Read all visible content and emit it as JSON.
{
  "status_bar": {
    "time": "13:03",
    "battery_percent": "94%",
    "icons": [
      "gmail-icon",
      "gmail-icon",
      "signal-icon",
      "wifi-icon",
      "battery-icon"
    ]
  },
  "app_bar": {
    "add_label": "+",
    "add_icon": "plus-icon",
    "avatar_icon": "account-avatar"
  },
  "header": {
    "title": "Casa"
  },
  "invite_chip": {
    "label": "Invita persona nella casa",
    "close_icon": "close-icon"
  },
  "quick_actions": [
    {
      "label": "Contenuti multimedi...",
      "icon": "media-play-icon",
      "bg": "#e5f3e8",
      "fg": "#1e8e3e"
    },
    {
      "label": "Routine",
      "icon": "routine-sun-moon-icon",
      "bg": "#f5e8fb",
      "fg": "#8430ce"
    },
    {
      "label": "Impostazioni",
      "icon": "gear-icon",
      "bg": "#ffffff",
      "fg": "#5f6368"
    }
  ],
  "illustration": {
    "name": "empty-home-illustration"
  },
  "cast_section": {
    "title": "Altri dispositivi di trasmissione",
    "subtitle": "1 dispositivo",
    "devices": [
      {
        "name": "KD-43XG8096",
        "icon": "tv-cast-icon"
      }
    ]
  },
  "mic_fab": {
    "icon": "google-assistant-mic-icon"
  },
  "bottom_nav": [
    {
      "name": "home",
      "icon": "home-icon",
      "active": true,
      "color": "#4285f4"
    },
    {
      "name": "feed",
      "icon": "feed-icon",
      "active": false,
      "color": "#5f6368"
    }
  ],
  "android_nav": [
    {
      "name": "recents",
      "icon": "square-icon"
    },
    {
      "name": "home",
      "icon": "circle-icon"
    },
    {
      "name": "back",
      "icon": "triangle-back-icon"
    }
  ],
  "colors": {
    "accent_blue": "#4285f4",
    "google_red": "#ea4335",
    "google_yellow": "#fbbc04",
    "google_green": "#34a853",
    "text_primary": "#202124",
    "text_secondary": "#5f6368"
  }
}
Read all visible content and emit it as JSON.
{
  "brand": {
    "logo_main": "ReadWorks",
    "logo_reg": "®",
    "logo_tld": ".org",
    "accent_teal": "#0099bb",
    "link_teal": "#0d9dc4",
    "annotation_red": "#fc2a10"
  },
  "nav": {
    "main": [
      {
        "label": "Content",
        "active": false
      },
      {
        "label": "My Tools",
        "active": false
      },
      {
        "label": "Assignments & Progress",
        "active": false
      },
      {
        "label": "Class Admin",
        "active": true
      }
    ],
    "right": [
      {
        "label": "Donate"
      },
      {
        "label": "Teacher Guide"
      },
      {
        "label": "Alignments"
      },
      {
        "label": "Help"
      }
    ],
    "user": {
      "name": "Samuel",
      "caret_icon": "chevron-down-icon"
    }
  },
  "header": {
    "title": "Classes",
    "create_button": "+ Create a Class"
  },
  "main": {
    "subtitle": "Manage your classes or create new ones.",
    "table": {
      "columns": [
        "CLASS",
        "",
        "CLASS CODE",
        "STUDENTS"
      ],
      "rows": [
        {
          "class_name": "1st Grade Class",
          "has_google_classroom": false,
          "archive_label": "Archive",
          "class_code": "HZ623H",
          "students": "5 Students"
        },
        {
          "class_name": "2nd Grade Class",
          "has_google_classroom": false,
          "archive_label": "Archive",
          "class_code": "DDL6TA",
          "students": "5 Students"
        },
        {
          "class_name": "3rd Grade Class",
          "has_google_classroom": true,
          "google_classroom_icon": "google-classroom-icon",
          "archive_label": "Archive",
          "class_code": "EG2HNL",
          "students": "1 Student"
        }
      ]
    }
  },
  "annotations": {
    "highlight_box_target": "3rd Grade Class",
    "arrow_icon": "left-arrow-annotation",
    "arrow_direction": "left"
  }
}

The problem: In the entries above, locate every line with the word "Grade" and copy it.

Answer below:
          "class_name": "1st Grade Class",
          "class_name": "2nd Grade Class",
          "class_name": "3rd Grade Class",
    "highlight_box_target": "3rd Grade Class",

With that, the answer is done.